Yzerman doesn’t like offer sheets


Last week, we wrote about the likelihood of offer sheets being extended to restricted free agent goalies this summer. The Globe and Mail’s James Mirtle reported a number of league executives he’d spoken to were speculating that general managers like Tampa Bay’s Steve Yzerman and Toronto’s Brian Burke could force, say, Vancouver to match a big proposal for 26-year-old rising star Cory Schneider.

Today, however, the Tampa Bay Times reports that Yzerman isn’t a huge fan of offer sheets.

“The only way a team doesn’t match the offer is if you grossly overpay the player,” Yzerman told the Times. “That’s why I don’t like it. If you do a contract for the right value of a player, chances are the other team is just going to match it.”

In the case of the Canucks, it would take a massive offer to let Schneider go for compensatory draft picks.

Under the current CBA, RFA compensation works like this:

$1,034,249 annual cap hit or less: No compensation
$1,034,249 — $1,567,043: Third-round pick
$1,567,043 — $3,134,088: Second-round pick
$3,134,088 — $4,701,131: First and third-round pick
$4,701,131 — $6,268,175: First, second and third-round pick
$6,268,175 — $7,835,219: Two first-round picks, a second and third
$7,835,219 and higher: Four first-round picks

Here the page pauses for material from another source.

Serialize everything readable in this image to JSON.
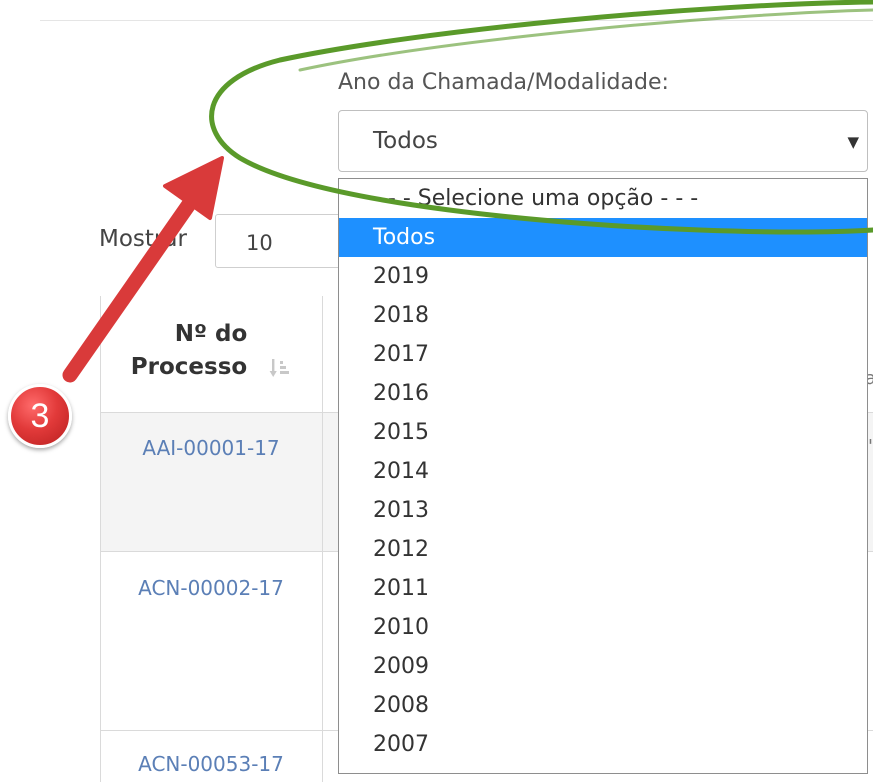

Of course, much of a team’s decision to match or not depends on term. For Schneider, even an offer like five years and $30 million would probably be matched, regardless of the Canucks’ cap situation. The compensation just isn’t enough for a contender like Vancouver. So a good, young goalie gets overpaid by a couple of million per season. A team with deep pockets can deal with that.

Maybe the Canucks would let Schneider walk if the offer was north of $6,268,175, but would Yzerman make it?